In the spring of 2016, the company was denied a special membership to the International Anti-Counterfeiting Coalition, after protests from fashion industry insiders and IP firms.
According to Alibaba’s own statements to investors, Taobao’s mobile app alone boasts150 million daily users, and the marketplace see 20 million product reviews posted daily. Across all of its businesses, Alibaba sold $500 billion worth of goods in 2015, from 10 million merchants who use their platforms.
In his public statement on Thursday, Zhang recounted efforts the company has taken to thwart pirates and counterfeiters. For example, it has used big data analytics to identify and block problematic sellers, and worked closely with law enforcement to shut down factories and send counterfeiters to prison.
Alibaba Group claims it removed 16 times more links than the number that brands, or their IP attorneys, have reported as infringing on their intellectual property rights this year. That could be because Alibaba’s sites don’t make it easy for brands to file complaints about IP infringements, however.
The USTR, in its report, specifically recommended that Alibaba Group could improve its standing by:
“Simplifying processes for right holders to register and request enforcement action; making good faith takedown procedures generally available; and reducing Taobao’s timelines for takedowns and issuing penalties for counterfeit sellers.”
Besides Taobao, twenty-one different digital platforms and twelve different physical malls were labeled “notorious marketplaces” by the USTR, selling everything from pirated music, videos, games, and software to counterfeit hardware and luxury goods.
The report also identified an emerging trend around intellectual property theft called “stream ripping,” that’s plaguing the music industry. This is when a site lets users convert a licensed streaming music or other file into an unauthorized copy for download and distribution.
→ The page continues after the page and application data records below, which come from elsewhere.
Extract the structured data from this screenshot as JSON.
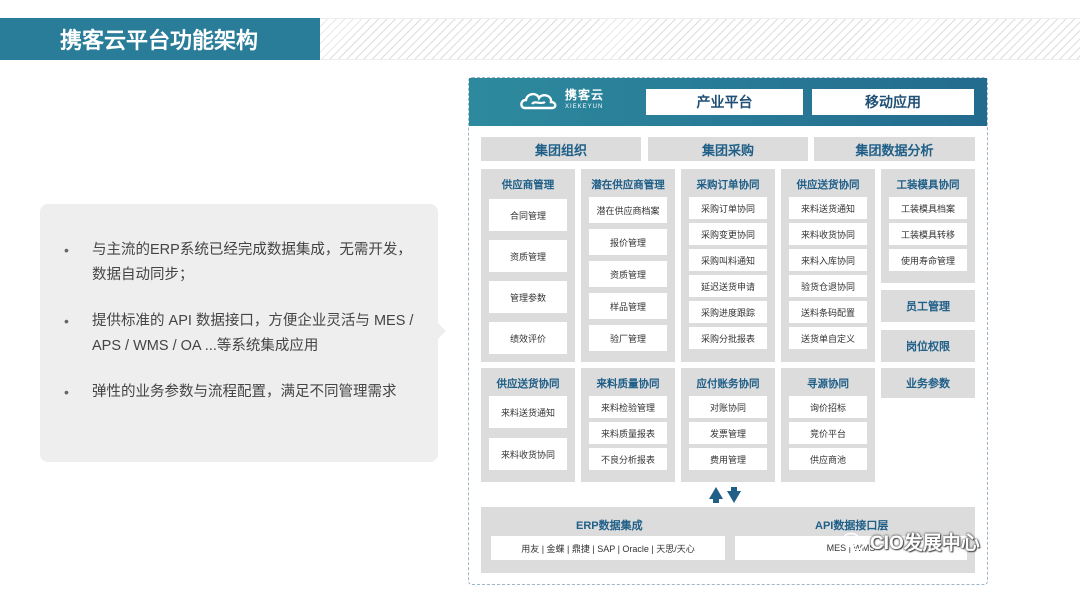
{
  "title": "携客云平台功能架构",
  "bullets": [
    "与主流的ERP系统已经完成数据集成，无需开发，数据自动同步；",
    "提供标准的 API 数据接口，方便企业灵活与 MES / APS / WMS / OA ...等系统集成应用",
    "弹性的业务参数与流程配置，满足不同管理需求"
  ],
  "bullet_marker": "•",
  "logo": {
    "name": "携客云",
    "sub": "XIEKEYUN"
  },
  "header": {
    "industry_platform": "产业平台",
    "mobile_app": "移动应用"
  },
  "group_bar": {
    "org": "集团组织",
    "purchase": "集团采购",
    "analytics": "集团数据分析"
  },
  "columns": {
    "supplier_mgmt": {
      "title": "供应商管理",
      "items": [
        "合同管理",
        "资质管理",
        "管理参数",
        "绩效评价"
      ]
    },
    "potential": {
      "title": "潜在供应商管理",
      "items": [
        "潜在供应商档案",
        "报价管理",
        "资质管理",
        "样品管理",
        "验厂管理"
      ]
    },
    "po_collab": {
      "title": "采购订单协同",
      "items": [
        "采购订单协同",
        "采购变更协同",
        "采购叫料通知",
        "延迟送货申请",
        "采购进度跟踪",
        "采购分批报表"
      ]
    },
    "delivery_collab": {
      "title": "供应送货协同",
      "items": [
        "来料送货通知",
        "来料收货协同",
        "来料入库协同",
        "验货仓退协同",
        "送料条码配置",
        "送货单自定义"
      ]
    },
    "tooling": {
      "title": "工装模具协同",
      "items": [
        "工装模具档案",
        "工装模具转移",
        "使用寿命管理"
      ]
    },
    "delivery2": {
      "title": "供应送货协同",
      "items": [
        "来料送货通知",
        "来料收货协同"
      ]
    },
    "quality": {
      "title": "来料质量协同",
      "items": [
        "来料检验管理",
        "来料质量报表",
        "不良分析报表"
      ]
    },
    "payable": {
      "title": "应付账务协同",
      "items": [
        "对账协同",
        "发票管理",
        "费用管理"
      ]
    },
    "sourcing": {
      "title": "寻源协同",
      "items": [
        "询价招标",
        "竞价平台",
        "供应商池"
      ]
    }
  },
  "side": {
    "staff": "员工管理",
    "roles": "岗位权限",
    "params": "业务参数"
  },
  "bottom": {
    "erp_title": "ERP数据集成",
    "erp_list": "用友 | 金蝶 | 鼎捷 | SAP | Oracle | 天思/天心",
    "api_title": "API数据接口层",
    "api_list": "MES | WMS"
  },
  "watermark": "CIO发展中心",
  "colors": {
    "banner": "#2a7d99",
    "header_gradient_start": "#2d8a9e",
    "header_gradient_end": "#236b8e",
    "module_title": "#1f5f88",
    "panel_grey": "#dcdcdc"
  }
}
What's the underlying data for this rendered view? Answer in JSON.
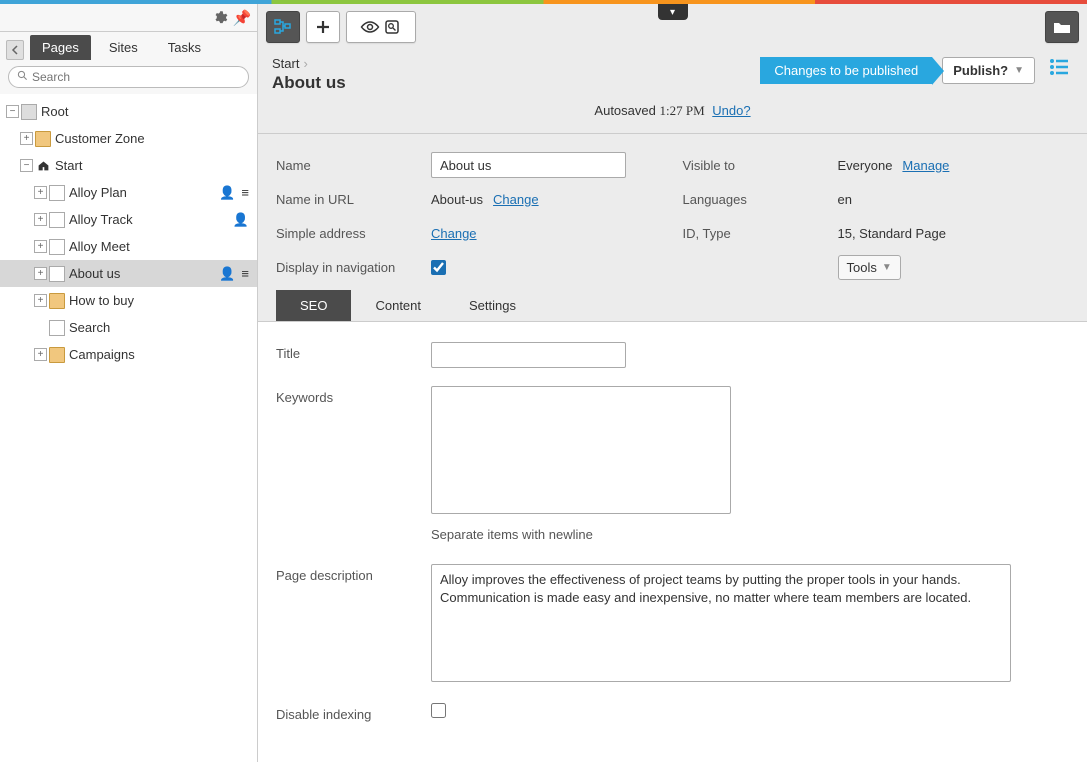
{
  "leftPanel": {
    "tabs": {
      "pages": "Pages",
      "sites": "Sites",
      "tasks": "Tasks"
    },
    "searchPlaceholder": "Search",
    "tree": {
      "root": "Root",
      "customerZone": "Customer Zone",
      "start": "Start",
      "alloyPlan": "Alloy Plan",
      "alloyTrack": "Alloy Track",
      "alloyMeet": "Alloy Meet",
      "aboutUs": "About us",
      "howToBuy": "How to buy",
      "search": "Search",
      "campaigns": "Campaigns"
    }
  },
  "header": {
    "breadcrumbParent": "Start",
    "title": "About us",
    "changesBadge": "Changes to be published",
    "publishLabel": "Publish?",
    "autosavePrefix": "Autosaved",
    "autosaveTime": "1:27 PM",
    "undo": "Undo?"
  },
  "props": {
    "nameLabel": "Name",
    "nameValue": "About us",
    "nameInUrlLabel": "Name in URL",
    "nameInUrlValue": "About-us",
    "changeLink": "Change",
    "simpleAddressLabel": "Simple address",
    "displayNavLabel": "Display in navigation",
    "visibleToLabel": "Visible to",
    "visibleToValue": "Everyone",
    "manageLink": "Manage",
    "languagesLabel": "Languages",
    "languagesValue": "en",
    "idTypeLabel": "ID, Type",
    "idTypeValue": "15, Standard Page",
    "toolsLabel": "Tools"
  },
  "tabs": {
    "seo": "SEO",
    "content": "Content",
    "settings": "Settings"
  },
  "seo": {
    "titleLabel": "Title",
    "titleValue": "",
    "keywordsLabel": "Keywords",
    "keywordsValue": "",
    "keywordsHint": "Separate items with newline",
    "pageDescLabel": "Page description",
    "pageDescValue": "Alloy improves the effectiveness of project teams by putting the proper tools in your hands. Communication is made easy and inexpensive, no matter where team members are located.",
    "disableIndexingLabel": "Disable indexing"
  }
}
The first site to make the list for this offense was Youtube-mp3.org, which is based in Germany but popular among users in Turkey and Mexico. Youtube-mp3.org saw 4.8 billion visits in 2016, the report says.